Cultivating and appreciating native flora is a first step towards ecological gardening, a concept whose time has come. By choosing to grow the plants that thrive naturally in the conditions your garden offers, you are working with rather than against nature, resulting in easier maintenance and a reduced need of water and chemicals. A great many of the very loveliest flowers are available as natives, such as columbines, iris, trout lilies, violets, trillium, and even orchids. The delicacy of the native species, their simple forms and unadorned beauty, make many of the cultivars we see in the nursery appear overdone and blowzy, like a girl who has overdressed for a party. Horticulturists have worked for years to make new colors, double forms, and larger, brighter flowers, but these small natives have all the appeal of the original, plus they naturally thrive in appropriate conditions.
More than a thousand species of flowers are discussed and pictured, with thorough information on native habitat, cultural requirements, propagation, and design considerations. At the back of the book are lists of plants ideal for specific situations and with certain characteristics; look here to find what species have large leaves or attract butterflies, as well as which do best in dry shade, rocky areas, bogs, and, perhaps most useful of all, which wildflowers are deer-resistant. --Valerie Easton
I was under the impression that this book would provide the information I needed to cultivate these plants on some scale. I was very disappointed. Read morePublished on Jan. 2 2003 by J Davis

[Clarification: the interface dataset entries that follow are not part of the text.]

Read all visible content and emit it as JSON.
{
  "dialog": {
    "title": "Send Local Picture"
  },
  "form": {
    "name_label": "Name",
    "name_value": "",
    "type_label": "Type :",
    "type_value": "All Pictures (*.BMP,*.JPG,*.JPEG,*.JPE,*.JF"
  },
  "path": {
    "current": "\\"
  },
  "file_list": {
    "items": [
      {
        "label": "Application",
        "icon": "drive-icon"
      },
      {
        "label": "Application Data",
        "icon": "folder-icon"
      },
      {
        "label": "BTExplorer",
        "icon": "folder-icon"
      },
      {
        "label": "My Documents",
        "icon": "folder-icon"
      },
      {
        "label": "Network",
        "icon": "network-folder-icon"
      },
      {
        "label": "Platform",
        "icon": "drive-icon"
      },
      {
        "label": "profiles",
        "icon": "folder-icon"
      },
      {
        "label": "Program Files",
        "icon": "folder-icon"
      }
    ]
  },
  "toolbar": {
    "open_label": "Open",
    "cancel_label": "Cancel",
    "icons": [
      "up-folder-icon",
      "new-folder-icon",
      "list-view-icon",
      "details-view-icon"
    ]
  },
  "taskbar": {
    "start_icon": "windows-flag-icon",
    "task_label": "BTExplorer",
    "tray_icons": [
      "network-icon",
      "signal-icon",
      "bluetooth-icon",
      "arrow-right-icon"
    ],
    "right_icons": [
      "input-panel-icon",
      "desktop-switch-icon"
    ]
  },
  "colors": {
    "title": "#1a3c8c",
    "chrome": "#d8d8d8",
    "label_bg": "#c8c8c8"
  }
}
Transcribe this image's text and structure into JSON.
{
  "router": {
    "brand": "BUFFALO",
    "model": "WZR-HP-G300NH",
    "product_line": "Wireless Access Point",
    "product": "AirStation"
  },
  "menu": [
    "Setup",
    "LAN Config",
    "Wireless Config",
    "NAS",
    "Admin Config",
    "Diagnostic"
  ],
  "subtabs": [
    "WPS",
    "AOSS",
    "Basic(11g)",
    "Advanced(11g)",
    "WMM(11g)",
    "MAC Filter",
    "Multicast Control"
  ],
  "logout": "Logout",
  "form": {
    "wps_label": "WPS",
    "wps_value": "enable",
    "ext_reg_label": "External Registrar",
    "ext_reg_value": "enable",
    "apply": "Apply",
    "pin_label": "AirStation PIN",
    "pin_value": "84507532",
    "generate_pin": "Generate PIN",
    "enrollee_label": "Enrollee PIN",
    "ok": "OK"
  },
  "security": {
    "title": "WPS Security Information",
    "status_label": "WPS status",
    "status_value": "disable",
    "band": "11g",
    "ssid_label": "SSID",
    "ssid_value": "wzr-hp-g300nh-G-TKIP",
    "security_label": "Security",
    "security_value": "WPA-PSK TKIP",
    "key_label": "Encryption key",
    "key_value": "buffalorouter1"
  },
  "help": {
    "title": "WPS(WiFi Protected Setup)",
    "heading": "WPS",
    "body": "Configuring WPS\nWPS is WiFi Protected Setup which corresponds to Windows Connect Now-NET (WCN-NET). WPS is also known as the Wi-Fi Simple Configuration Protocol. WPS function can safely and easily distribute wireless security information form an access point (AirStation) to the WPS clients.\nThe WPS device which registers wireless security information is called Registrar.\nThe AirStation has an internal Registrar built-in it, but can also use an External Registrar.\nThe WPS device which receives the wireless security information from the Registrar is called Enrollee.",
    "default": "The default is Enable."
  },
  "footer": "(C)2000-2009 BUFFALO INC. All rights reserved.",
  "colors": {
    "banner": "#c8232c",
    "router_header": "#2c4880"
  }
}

This is the best reference I've found for native plants, and it's a worthy book for a coffee table. Accessible and extensive, it's pleasantly written, with care information about... Read morePublished on Aug. 6 2002 by secondadd